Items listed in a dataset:
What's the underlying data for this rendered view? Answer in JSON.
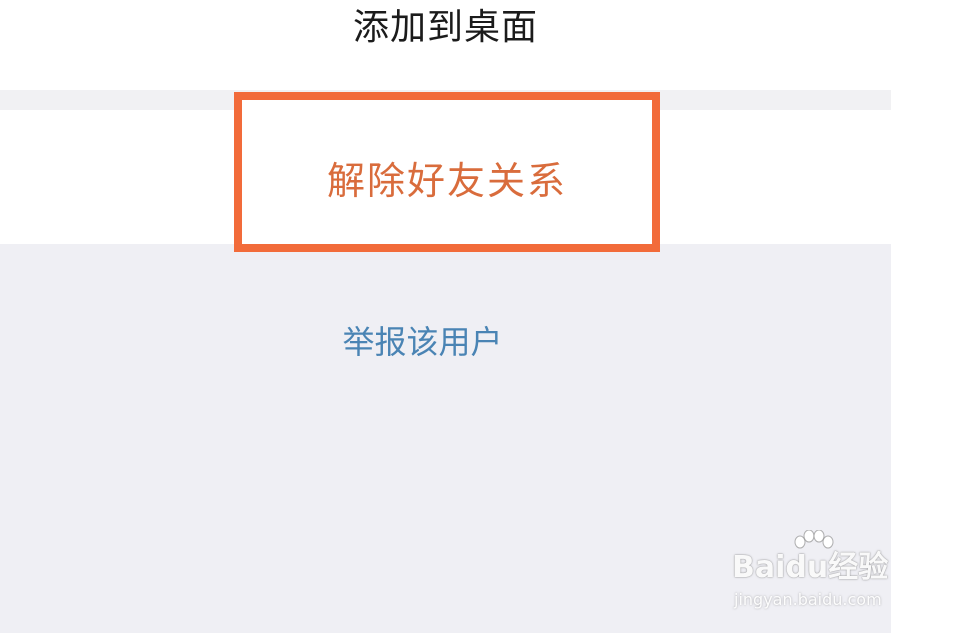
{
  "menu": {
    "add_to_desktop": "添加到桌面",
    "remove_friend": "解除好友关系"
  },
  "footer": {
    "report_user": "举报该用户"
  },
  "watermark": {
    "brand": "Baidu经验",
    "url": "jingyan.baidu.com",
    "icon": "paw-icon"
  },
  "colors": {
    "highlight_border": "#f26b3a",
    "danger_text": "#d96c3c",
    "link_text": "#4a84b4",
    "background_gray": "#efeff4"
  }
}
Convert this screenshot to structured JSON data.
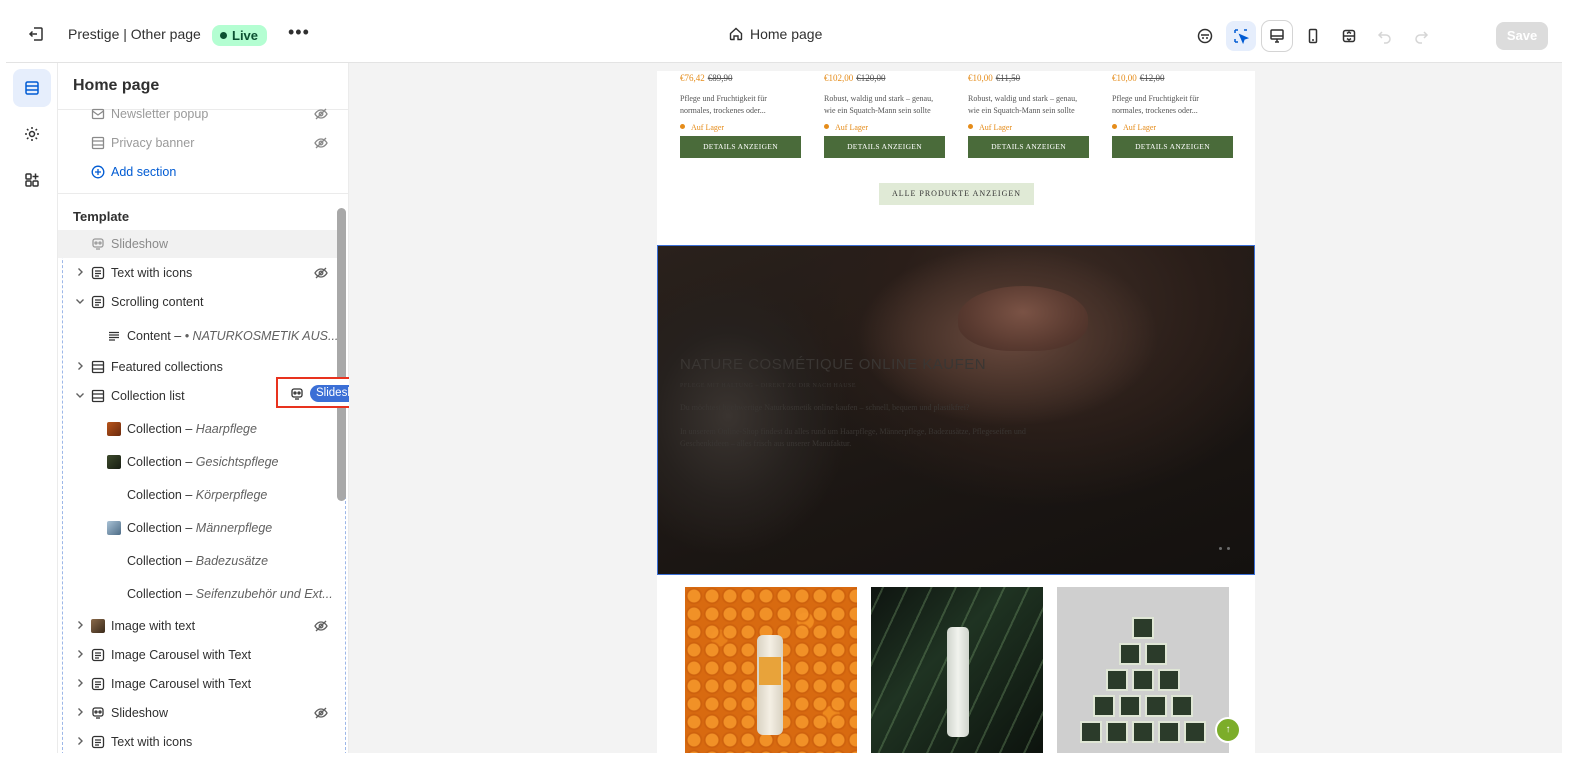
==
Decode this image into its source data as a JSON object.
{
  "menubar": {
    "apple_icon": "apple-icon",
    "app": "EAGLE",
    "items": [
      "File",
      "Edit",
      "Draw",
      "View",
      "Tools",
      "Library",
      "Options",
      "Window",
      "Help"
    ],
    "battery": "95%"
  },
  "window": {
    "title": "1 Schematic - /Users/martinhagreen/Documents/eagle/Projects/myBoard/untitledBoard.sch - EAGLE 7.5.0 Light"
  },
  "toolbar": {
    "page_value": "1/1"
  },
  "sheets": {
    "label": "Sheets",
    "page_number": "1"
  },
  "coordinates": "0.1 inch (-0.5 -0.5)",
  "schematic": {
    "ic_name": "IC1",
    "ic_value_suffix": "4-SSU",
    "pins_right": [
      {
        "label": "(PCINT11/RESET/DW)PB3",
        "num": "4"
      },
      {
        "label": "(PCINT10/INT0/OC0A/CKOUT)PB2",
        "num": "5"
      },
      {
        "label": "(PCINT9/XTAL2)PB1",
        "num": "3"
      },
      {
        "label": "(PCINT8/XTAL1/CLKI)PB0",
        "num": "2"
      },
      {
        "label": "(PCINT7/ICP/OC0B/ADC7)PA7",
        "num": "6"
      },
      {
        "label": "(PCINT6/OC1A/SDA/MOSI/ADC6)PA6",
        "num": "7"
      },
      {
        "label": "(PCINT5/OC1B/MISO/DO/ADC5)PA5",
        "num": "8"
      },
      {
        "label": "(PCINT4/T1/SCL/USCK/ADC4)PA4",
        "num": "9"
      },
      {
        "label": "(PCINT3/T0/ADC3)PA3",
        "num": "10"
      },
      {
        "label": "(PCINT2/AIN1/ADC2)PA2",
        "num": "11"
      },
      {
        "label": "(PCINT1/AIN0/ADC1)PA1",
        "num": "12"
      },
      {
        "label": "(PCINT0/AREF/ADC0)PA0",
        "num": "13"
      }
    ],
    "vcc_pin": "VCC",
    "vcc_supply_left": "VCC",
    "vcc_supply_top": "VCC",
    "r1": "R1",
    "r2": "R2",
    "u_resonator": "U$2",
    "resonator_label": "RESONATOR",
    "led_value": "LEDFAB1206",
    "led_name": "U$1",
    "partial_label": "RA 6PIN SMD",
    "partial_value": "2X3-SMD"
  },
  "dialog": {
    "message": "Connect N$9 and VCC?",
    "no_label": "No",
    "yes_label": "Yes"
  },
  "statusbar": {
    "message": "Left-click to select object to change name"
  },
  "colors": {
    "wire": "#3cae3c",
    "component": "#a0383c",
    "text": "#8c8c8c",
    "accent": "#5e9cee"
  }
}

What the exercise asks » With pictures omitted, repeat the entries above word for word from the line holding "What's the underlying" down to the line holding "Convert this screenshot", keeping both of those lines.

Answer box »
What's the underlying data for this rendered view? Answer in JSON.
{
  "menu": {
    "add_to_desktop": "添加到桌面",
    "remove_friend": "解除好友关系"
  },
  "footer": {
    "report_user": "举报该用户"
  },
  "watermark": {
    "brand": "Baidu经验",
    "url": "jingyan.baidu.com",
    "icon": "paw-icon"
  },
  "colors": {
    "highlight_border": "#f26b3a",
    "danger_text": "#d96c3c",
    "link_text": "#4a84b4",
    "background_gray": "#efeff4"
  }
}
Convert this screenshot to structured JSON data.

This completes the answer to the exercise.